This would usher in a whole new, vastly more functional Facebook. To developers it was a modern-age gold rush. With the promise of immediate access to all Facebook users and a free viral component to push it out there, developers around the globe scrambled to be the first. And sure enough, in the first few weeks we saw over 40,000 developers strut their stuff. Users loved it. 20 million Facebook users were like 20 million kids in 20 million toy stores. Everything was free, new, and exciting. Why just poke when you can Superpoke? Why just write when you can draw graffiti on a friend's wall? And who doesn't love a good food fight on their screen?

Unfortunately that's pretty much been the extent of it. Eight weeks later there are now 30 million of us on Facebook and we have 1900 applications to choose from. Problem is, almost half of them are in the "just for fun" category and the fun is fading. Most of those free toys we picked up are collecting dust or getting deleted. The popularity contest was won by the early movers. The top 33 apps today capture 80% of the 98 million downloads; the rest are struggling to be found.

Yes, Facebook has evolved into a gangly teenager on the brink of adulthood. Our home pages are a bit awkward and unfocused and the entire site, despite enormous and obvious potential, is still just a great social tool.
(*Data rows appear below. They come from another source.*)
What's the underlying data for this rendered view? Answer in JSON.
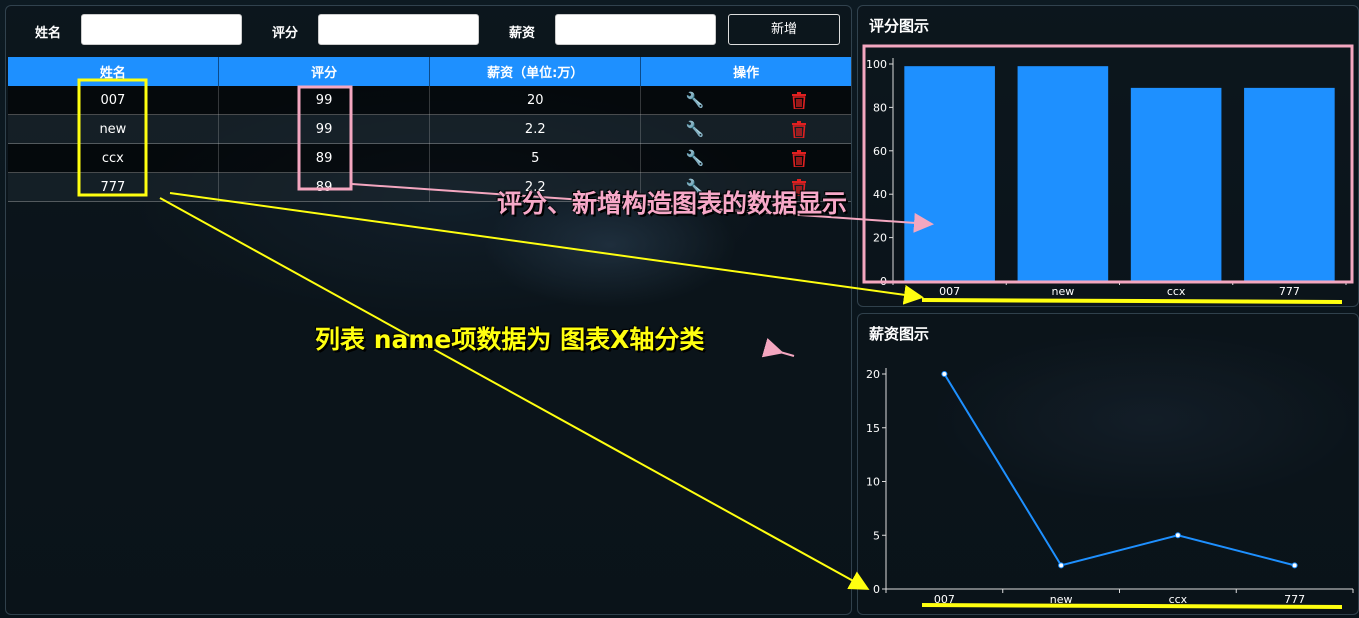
{
  "form": {
    "name_label": "姓名",
    "score_label": "评分",
    "salary_label": "薪资",
    "name_value": "",
    "score_value": "",
    "salary_value": "",
    "add_button": "新增"
  },
  "table": {
    "columns": [
      "姓名",
      "评分",
      "薪资（单位:万）",
      "操作"
    ],
    "rows": [
      {
        "name": "007",
        "score": "99",
        "salary": "20"
      },
      {
        "name": "new",
        "score": "99",
        "salary": "2.2"
      },
      {
        "name": "ccx",
        "score": "89",
        "salary": "5"
      },
      {
        "name": "777",
        "score": "89",
        "salary": "2.2"
      }
    ],
    "edit_icon": "wrench-icon",
    "delete_icon": "trash-icon",
    "edit_color": "#1e90ff",
    "delete_color": "#e02020"
  },
  "score_chart": {
    "title": "评分图示"
  },
  "salary_chart": {
    "title": "薪资图示"
  },
  "chart_data": [
    {
      "type": "bar",
      "title": "评分图示",
      "categories": [
        "007",
        "new",
        "ccx",
        "777"
      ],
      "values": [
        99,
        99,
        89,
        89
      ],
      "ylim": [
        0,
        100
      ],
      "yticks": [
        0,
        20,
        40,
        60,
        80,
        100
      ],
      "color": "#1e90ff"
    },
    {
      "type": "line",
      "title": "薪资图示",
      "categories": [
        "007",
        "new",
        "ccx",
        "777"
      ],
      "values": [
        20,
        2.2,
        5,
        2.2
      ],
      "ylim": [
        0,
        20
      ],
      "yticks": [
        0,
        5,
        10,
        15,
        20
      ],
      "color": "#1e90ff"
    }
  ],
  "annotations": {
    "note1": "评分、新增构造图表的数据显示",
    "note2": "列表 name项数据为 图表X轴分类",
    "pink": "#f4a7c0",
    "yellow": "#ffff10"
  }
}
Where are the killer apps? Who won the gold rush? Where's the money? Outlier stories like iLike aside, there isn't any. Try charging for any of this and you'll face a wall of outrage. I saw it directed at Danny Tran, the Bobbleheads application developer, when he innocently asked his community of friendly users "just out of curiosity, how much if anything would you pay to have a bobblehead made of you?" The responses are hilarious (if you think anger is funny, that is).

But in the world of Web 2.0, a complete lack of money-making potential isn't enough to deter legions of developers. So what's taking so long? Eight weeks is a long time. Broken bones heal in 8 weeks. Puppies grow up and leave their litters. In Hollywood that's enough time for a full stint in rehab.

This is a shout-out to all developers: help bring Facebook into adulthood. Come out with something that makes what we do easier or faster, like Blackberry's map application. Fun doesn't matter. Productivity does. As spoiled users we won't pay for it but if millions of us use it then you've got a great line item on your resume. And that's gotta be worth something.